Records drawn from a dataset
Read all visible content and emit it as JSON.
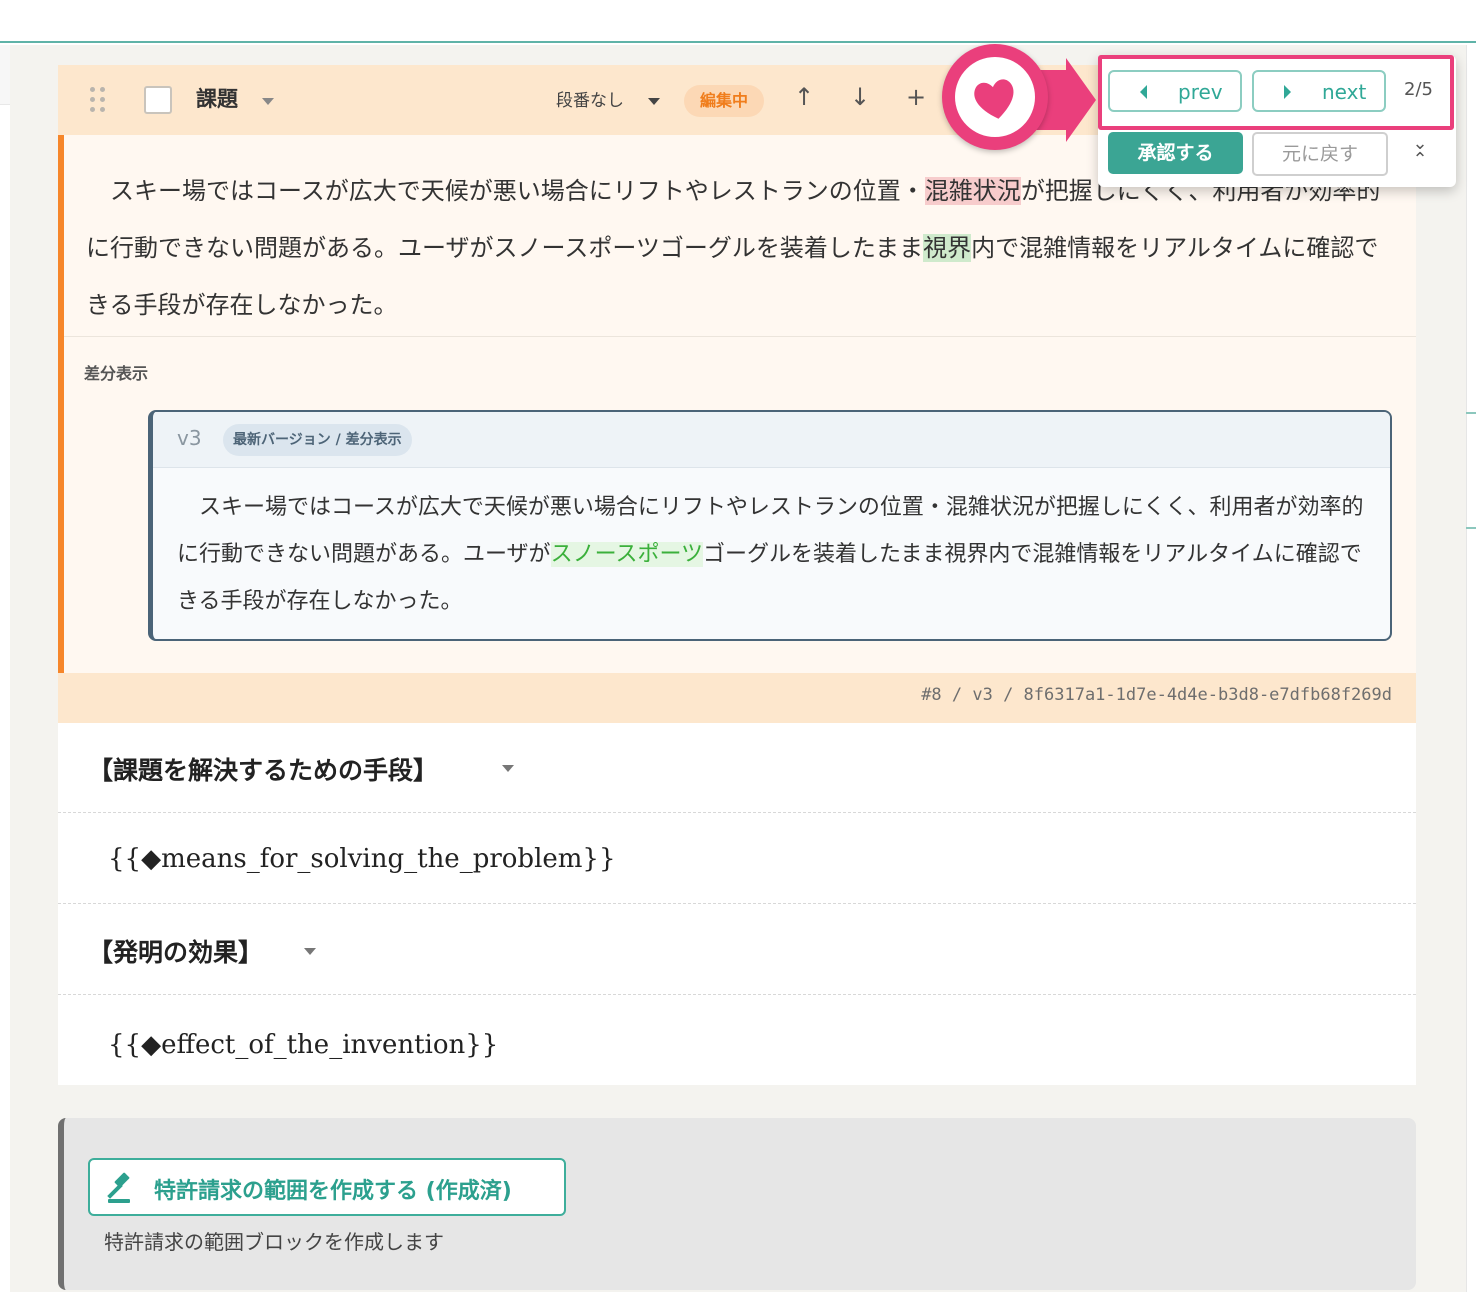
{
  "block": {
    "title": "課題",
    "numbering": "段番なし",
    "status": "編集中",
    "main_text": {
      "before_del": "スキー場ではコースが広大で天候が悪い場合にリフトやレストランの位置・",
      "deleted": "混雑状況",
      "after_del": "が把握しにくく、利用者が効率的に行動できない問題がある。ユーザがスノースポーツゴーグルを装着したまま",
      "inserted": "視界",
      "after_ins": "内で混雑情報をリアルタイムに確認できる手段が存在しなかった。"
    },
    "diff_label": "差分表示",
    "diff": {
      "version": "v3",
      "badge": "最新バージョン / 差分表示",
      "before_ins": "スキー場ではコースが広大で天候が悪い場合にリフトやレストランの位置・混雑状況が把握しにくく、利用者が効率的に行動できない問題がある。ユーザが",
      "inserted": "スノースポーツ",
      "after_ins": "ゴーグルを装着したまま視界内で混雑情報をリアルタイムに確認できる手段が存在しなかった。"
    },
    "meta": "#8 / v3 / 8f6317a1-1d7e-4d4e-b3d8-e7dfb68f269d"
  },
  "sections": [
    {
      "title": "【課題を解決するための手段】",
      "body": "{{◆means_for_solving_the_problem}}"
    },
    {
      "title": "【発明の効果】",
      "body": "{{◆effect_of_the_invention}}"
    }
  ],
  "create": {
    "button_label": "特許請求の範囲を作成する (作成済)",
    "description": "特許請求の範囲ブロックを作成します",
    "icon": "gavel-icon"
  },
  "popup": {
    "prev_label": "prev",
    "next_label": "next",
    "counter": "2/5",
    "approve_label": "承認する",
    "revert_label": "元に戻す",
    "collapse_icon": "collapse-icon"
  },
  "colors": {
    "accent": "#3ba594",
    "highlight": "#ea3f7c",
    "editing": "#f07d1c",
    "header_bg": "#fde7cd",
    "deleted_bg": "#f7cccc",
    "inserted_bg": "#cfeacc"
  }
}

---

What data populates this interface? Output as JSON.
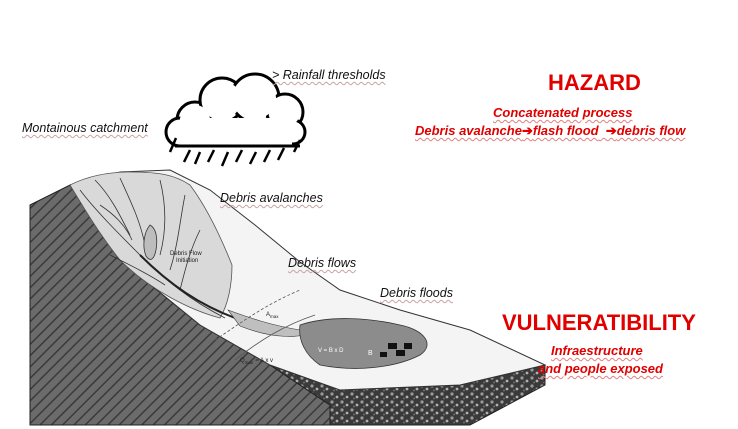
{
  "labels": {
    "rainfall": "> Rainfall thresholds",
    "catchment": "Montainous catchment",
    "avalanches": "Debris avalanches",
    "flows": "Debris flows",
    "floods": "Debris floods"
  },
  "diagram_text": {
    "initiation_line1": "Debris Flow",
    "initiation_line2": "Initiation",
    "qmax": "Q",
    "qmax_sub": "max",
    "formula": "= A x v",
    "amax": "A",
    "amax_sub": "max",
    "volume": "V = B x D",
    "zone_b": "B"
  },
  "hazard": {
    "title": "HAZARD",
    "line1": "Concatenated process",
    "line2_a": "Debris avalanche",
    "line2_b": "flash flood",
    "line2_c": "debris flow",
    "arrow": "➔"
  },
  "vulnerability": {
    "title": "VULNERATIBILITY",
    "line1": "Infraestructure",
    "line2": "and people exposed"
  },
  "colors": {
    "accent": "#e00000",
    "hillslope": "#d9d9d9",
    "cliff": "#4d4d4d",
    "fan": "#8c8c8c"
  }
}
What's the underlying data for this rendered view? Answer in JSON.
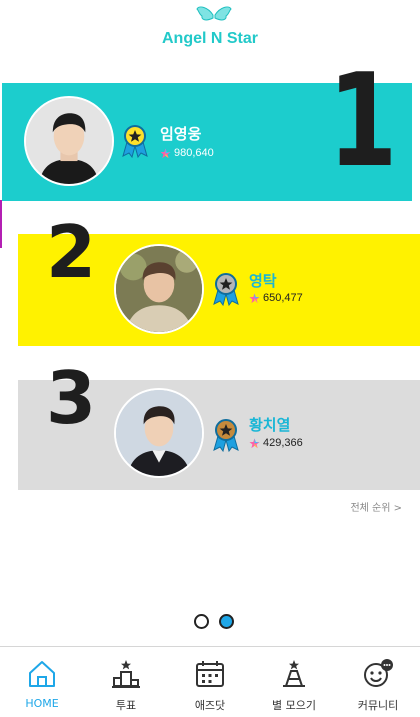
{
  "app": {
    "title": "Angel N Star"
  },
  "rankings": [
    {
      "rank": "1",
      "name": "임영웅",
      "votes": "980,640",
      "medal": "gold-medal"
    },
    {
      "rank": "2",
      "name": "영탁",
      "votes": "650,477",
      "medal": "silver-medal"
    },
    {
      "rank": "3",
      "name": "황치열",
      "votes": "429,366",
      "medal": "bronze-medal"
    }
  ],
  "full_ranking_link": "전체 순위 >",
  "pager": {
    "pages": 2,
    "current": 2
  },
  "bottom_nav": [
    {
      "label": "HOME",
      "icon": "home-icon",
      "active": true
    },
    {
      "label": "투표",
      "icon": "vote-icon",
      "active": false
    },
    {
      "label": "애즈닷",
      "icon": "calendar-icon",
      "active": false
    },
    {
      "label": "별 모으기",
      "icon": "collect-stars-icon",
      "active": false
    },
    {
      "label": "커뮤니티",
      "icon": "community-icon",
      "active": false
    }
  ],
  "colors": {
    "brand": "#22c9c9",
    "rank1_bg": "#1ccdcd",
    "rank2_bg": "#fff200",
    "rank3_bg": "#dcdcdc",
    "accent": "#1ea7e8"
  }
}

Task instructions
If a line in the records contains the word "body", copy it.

Finished exercise
      "body": "{{◆means_for_solving_the_problem}}"
      "body": "{{◆effect_of_the_invention}}"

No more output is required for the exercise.